PROVIDED ENTRIES:
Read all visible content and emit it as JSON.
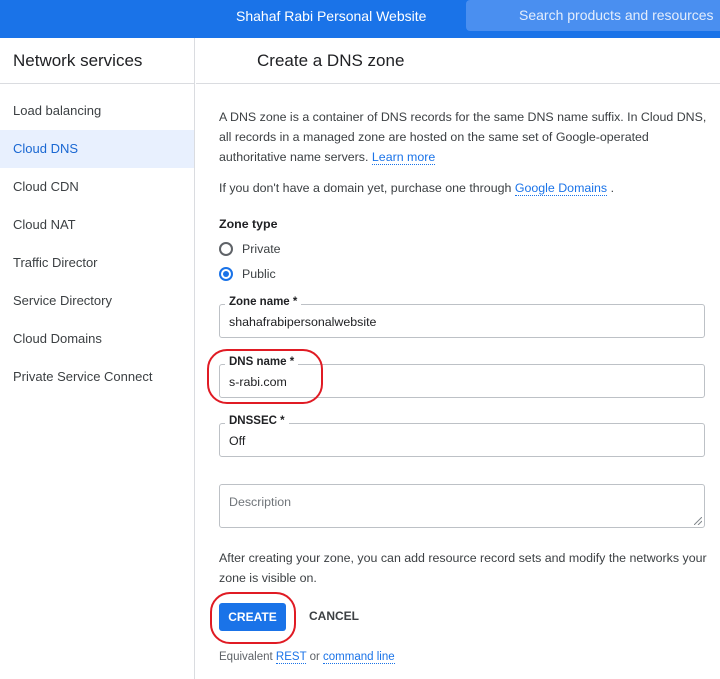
{
  "topbar": {
    "project": "Shahaf Rabi Personal Website",
    "search_placeholder": "Search products and resources"
  },
  "sidebar": {
    "title": "Network services",
    "items": [
      {
        "label": "Load balancing"
      },
      {
        "label": "Cloud DNS",
        "active": true
      },
      {
        "label": "Cloud CDN"
      },
      {
        "label": "Cloud NAT"
      },
      {
        "label": "Traffic Director"
      },
      {
        "label": "Service Directory"
      },
      {
        "label": "Cloud Domains"
      },
      {
        "label": "Private Service Connect"
      }
    ]
  },
  "page": {
    "title": "Create a DNS zone",
    "intro_line1": "A DNS zone is a container of DNS records for the same DNS name suffix. In Cloud DNS,",
    "intro_line2": "all records in a managed zone are hosted on the same set of Google-operated",
    "intro_line3": "authoritative name servers.",
    "learn_more": "Learn more",
    "domain_text": "If you don't have a domain yet, purchase one through",
    "google_domains": "Google Domains",
    "domain_tail": ".",
    "zone_type_label": "Zone type",
    "radio_private": "Private",
    "radio_public": "Public",
    "selected_zone_type": "Public",
    "zone_name_label": "Zone name *",
    "zone_name_value": "shahafrabipersonalwebsite",
    "dns_name_label": "DNS name *",
    "dns_name_value": "s-rabi.com",
    "dnssec_label": "DNSSEC *",
    "dnssec_value": "Off",
    "description_placeholder": "Description",
    "after_line1": "After creating your zone, you can add resource record sets and modify the networks your",
    "after_line2": "zone is visible on.",
    "create_label": "CREATE",
    "cancel_label": "CANCEL",
    "equivalent": "Equivalent",
    "rest": "REST",
    "or": "or",
    "command_line": "command line"
  },
  "colors": {
    "accent": "#1a73e8",
    "highlight_circle": "#e01b24"
  }
}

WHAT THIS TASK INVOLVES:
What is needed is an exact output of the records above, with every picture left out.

SOLUTION TO THIS PROBLEM:
Read all visible content and emit it as JSON.
{
  "topbar": {
    "project": "Shahaf Rabi Personal Website",
    "search_placeholder": "Search products and resources"
  },
  "sidebar": {
    "title": "Network services",
    "items": [
      {
        "label": "Load balancing"
      },
      {
        "label": "Cloud DNS",
        "active": true
      },
      {
        "label": "Cloud CDN"
      },
      {
        "label": "Cloud NAT"
      },
      {
        "label": "Traffic Director"
      },
      {
        "label": "Service Directory"
      },
      {
        "label": "Cloud Domains"
      },
      {
        "label": "Private Service Connect"
      }
    ]
  },
  "page": {
    "title": "Create a DNS zone",
    "intro_line1": "A DNS zone is a container of DNS records for the same DNS name suffix. In Cloud DNS,",
    "intro_line2": "all records in a managed zone are hosted on the same set of Google-operated",
    "intro_line3": "authoritative name servers.",
    "learn_more": "Learn more",
    "domain_text": "If you don't have a domain yet, purchase one through",
    "google_domains": "Google Domains",
    "domain_tail": ".",
    "zone_type_label": "Zone type",
    "radio_private": "Private",
    "radio_public": "Public",
    "selected_zone_type": "Public",
    "zone_name_label": "Zone name *",
    "zone_name_value": "shahafrabipersonalwebsite",
    "dns_name_label": "DNS name *",
    "dns_name_value": "s-rabi.com",
    "dnssec_label": "DNSSEC *",
    "dnssec_value": "Off",
    "description_placeholder": "Description",
    "after_line1": "After creating your zone, you can add resource record sets and modify the networks your",
    "after_line2": "zone is visible on.",
    "create_label": "CREATE",
    "cancel_label": "CANCEL",
    "equivalent": "Equivalent",
    "rest": "REST",
    "or": "or",
    "command_line": "command line"
  },
  "colors": {
    "accent": "#1a73e8",
    "highlight_circle": "#e01b24"
  }
}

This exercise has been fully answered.